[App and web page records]
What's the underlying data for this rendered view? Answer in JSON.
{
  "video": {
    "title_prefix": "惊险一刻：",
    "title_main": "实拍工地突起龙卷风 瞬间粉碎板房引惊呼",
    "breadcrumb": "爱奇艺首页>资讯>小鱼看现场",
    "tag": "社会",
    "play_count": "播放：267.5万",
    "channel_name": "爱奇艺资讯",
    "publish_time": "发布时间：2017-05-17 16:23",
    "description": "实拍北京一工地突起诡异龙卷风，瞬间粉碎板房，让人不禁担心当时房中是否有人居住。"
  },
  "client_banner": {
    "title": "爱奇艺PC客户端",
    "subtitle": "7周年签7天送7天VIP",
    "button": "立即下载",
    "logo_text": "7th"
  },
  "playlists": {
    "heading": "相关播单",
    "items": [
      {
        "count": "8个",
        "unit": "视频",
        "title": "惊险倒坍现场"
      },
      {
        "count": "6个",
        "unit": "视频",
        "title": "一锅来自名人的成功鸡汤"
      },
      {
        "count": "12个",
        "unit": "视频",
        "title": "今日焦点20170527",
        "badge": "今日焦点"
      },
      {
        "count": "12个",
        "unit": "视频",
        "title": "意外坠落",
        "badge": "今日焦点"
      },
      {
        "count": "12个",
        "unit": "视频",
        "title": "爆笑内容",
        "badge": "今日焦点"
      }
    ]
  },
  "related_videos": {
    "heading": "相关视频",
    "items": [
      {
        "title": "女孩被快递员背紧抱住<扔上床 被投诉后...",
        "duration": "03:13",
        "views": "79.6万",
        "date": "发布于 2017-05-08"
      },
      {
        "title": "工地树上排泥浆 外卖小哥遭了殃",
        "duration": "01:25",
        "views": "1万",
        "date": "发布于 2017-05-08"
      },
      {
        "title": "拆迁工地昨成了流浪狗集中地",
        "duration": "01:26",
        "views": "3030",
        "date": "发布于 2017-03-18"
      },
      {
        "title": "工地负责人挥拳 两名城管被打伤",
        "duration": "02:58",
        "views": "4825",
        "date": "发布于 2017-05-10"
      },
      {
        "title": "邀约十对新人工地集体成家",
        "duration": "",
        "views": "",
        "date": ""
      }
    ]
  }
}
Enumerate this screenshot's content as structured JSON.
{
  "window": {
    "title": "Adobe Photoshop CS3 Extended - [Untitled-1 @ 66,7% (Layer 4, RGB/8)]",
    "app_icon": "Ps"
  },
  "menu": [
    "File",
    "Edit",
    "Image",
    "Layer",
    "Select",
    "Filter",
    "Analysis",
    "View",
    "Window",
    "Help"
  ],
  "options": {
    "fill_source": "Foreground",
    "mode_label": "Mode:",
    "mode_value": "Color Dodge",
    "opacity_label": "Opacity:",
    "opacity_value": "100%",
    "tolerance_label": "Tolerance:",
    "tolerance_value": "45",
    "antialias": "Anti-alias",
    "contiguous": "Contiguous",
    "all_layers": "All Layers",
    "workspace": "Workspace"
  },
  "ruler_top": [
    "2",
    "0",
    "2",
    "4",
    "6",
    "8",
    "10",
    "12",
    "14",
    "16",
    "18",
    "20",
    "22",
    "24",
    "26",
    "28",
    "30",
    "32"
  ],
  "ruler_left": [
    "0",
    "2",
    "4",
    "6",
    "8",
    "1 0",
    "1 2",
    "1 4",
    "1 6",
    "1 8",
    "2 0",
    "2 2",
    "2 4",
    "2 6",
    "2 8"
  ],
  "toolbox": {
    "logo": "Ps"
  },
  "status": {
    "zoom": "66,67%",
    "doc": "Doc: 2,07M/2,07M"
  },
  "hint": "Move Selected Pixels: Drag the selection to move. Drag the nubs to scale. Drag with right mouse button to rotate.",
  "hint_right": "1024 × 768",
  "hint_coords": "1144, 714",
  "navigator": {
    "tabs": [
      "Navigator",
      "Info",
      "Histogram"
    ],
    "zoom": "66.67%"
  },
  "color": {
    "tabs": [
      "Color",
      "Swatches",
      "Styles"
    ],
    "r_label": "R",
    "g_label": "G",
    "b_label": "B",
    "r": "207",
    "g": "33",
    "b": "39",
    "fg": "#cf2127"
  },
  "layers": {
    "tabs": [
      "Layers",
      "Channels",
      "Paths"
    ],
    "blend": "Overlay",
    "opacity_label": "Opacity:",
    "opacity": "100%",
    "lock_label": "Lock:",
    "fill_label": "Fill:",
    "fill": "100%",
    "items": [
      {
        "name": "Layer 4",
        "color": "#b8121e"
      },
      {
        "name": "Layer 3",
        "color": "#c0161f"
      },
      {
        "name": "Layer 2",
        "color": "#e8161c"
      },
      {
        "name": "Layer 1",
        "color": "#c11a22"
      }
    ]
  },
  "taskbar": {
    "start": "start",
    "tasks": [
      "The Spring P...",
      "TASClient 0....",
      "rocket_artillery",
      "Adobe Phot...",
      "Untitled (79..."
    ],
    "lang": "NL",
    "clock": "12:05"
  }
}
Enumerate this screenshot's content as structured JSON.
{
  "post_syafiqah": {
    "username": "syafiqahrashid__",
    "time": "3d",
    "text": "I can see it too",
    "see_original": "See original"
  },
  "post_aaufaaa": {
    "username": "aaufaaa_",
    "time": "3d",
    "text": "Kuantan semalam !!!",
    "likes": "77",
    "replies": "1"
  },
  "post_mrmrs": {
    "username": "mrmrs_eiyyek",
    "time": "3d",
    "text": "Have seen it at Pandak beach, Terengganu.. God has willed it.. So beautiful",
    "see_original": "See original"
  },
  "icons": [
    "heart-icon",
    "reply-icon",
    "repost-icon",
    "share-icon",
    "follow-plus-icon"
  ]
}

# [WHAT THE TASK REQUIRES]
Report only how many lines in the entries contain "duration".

# [YOUR RESPONSE]
5